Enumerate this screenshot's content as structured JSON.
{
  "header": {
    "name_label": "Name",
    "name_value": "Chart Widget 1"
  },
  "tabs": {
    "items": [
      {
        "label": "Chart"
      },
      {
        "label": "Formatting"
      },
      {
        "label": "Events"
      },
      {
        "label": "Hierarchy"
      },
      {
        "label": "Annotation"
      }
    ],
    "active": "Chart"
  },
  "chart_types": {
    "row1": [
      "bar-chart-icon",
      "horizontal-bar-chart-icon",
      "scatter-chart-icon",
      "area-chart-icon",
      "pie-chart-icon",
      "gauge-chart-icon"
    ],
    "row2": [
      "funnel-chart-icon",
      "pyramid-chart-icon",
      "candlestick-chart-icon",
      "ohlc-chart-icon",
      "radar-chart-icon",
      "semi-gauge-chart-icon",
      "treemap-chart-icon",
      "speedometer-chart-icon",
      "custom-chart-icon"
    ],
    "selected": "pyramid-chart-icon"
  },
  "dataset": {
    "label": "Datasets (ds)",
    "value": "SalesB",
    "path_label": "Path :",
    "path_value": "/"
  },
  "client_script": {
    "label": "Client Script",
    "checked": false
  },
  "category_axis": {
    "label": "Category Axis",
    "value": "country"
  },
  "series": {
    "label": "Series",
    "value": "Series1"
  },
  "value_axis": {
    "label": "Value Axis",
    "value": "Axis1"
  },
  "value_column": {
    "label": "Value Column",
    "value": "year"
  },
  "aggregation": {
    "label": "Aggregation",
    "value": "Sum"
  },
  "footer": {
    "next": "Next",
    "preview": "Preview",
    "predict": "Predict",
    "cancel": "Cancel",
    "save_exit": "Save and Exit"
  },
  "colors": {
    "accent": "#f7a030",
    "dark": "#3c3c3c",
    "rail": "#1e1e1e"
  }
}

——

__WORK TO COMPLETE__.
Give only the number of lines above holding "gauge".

__TASK OUTPUT__.
2